If you experience night sweats frequently during pregnancy, there are a wide variety of products on the market to help reduce or alleviate some of the symptoms.

They’re only a Google or Amazon search away.

1. Cooling Pillow Mats

Slip one of these underneath your pillow to help easily disperse body heat. Some cooling mats also double as ice or heating packs.

2. Moisture-Wicking Sheets

Much like athletic gear, moisture-wicking sheets are designed to draw sweat away from the body, keeping your skin dry.

3. Bed Cooling Systems

Although on the more expensive side when it comes to night sweat solutions, a bed cooling system is a great idea if you have a partner who needs their side warm while you stay cool.

This is because some models have features that allow to you regulate both sides of the bed to different temperatures.

Headshot of Caitlin Goodwin, MSN, RN, CNM

Medically Reviewed by

Caitlin Goodwin, MSN, RN, CNM

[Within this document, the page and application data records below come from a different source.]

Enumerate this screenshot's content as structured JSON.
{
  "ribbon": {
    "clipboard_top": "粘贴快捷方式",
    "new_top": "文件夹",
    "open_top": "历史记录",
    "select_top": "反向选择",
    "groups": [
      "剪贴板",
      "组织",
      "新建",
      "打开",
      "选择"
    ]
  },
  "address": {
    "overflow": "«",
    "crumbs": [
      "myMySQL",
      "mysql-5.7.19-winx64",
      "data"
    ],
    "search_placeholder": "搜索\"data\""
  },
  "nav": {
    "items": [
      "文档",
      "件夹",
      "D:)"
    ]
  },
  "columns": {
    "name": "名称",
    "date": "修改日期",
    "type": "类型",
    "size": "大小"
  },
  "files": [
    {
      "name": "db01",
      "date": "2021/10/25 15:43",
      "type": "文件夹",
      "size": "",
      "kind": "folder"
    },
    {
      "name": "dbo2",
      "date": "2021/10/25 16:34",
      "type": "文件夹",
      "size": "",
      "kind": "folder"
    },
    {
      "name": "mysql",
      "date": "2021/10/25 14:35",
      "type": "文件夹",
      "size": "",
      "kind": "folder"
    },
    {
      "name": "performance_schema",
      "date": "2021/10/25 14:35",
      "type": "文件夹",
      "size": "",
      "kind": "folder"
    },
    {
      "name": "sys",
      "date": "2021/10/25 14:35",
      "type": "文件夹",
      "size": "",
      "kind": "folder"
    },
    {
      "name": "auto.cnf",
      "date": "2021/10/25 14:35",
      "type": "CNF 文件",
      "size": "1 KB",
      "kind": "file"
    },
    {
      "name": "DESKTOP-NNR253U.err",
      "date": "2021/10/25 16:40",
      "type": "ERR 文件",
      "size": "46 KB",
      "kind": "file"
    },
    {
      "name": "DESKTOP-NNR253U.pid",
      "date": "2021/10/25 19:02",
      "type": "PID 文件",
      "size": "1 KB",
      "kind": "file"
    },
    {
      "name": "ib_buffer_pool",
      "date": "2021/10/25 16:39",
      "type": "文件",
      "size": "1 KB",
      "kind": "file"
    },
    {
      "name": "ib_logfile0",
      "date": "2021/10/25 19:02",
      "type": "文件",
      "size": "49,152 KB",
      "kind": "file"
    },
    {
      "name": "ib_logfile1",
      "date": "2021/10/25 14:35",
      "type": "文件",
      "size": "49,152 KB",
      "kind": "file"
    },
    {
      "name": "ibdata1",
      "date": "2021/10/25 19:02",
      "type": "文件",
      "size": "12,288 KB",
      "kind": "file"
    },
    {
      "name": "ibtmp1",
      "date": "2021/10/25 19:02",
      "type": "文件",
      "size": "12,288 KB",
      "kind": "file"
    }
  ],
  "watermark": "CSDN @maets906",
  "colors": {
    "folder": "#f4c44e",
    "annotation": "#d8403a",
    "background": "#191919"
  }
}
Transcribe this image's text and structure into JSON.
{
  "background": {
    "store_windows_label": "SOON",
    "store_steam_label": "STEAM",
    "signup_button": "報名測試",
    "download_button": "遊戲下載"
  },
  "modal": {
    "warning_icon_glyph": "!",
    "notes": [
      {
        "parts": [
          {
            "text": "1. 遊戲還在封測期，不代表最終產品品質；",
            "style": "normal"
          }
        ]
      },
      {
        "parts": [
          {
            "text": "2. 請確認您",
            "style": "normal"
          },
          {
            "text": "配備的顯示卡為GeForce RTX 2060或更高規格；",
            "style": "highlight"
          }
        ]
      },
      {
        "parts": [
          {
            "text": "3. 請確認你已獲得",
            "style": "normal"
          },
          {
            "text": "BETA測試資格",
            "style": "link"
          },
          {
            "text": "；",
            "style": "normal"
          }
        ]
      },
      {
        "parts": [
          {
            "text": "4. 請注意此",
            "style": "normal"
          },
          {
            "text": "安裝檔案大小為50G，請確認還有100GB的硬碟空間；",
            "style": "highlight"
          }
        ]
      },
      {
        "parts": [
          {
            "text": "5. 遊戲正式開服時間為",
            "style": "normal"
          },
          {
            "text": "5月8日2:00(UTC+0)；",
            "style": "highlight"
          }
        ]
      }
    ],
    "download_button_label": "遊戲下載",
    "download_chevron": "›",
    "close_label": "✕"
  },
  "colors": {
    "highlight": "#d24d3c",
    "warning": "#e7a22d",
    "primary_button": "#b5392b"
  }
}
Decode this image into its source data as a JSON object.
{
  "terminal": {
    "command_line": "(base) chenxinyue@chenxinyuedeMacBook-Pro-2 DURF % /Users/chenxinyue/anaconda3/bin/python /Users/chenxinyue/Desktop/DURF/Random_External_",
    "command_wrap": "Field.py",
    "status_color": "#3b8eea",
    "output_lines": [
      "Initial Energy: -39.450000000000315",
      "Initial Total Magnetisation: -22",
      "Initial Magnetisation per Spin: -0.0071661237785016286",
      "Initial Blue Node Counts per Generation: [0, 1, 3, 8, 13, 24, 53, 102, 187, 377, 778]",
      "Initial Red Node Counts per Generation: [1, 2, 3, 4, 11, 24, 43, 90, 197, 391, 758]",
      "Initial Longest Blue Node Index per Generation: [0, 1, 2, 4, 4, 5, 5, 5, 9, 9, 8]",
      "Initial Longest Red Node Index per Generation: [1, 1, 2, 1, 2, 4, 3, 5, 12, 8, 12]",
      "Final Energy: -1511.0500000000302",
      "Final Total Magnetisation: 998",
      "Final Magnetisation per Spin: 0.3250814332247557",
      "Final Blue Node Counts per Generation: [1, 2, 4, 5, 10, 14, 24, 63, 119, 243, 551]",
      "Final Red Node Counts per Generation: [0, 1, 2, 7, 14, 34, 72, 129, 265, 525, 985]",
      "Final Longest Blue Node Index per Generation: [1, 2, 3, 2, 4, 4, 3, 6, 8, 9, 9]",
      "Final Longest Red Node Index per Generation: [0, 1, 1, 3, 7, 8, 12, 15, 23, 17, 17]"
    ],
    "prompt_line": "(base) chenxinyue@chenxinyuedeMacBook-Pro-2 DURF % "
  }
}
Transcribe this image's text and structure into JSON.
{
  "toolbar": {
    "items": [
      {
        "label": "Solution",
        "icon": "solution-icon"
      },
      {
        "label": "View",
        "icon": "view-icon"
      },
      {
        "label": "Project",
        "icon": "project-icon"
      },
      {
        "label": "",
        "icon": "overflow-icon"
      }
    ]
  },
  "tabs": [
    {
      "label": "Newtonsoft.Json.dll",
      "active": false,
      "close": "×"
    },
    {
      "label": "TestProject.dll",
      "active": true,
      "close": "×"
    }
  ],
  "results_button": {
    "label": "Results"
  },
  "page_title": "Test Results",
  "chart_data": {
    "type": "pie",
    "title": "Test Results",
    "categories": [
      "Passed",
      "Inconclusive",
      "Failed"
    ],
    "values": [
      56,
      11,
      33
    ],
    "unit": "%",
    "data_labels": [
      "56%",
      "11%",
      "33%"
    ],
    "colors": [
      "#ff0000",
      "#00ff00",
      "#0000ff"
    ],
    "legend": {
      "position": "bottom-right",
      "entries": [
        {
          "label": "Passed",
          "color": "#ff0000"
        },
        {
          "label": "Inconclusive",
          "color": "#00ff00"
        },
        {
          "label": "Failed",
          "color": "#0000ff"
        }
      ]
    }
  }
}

Caitlin Goodwin MSN, RN, CNM is a Certified Nurse-Midwife, clinical instructor and educator. She has ten years of nursing experience and enjoys blogging about family travel and autism in her free time.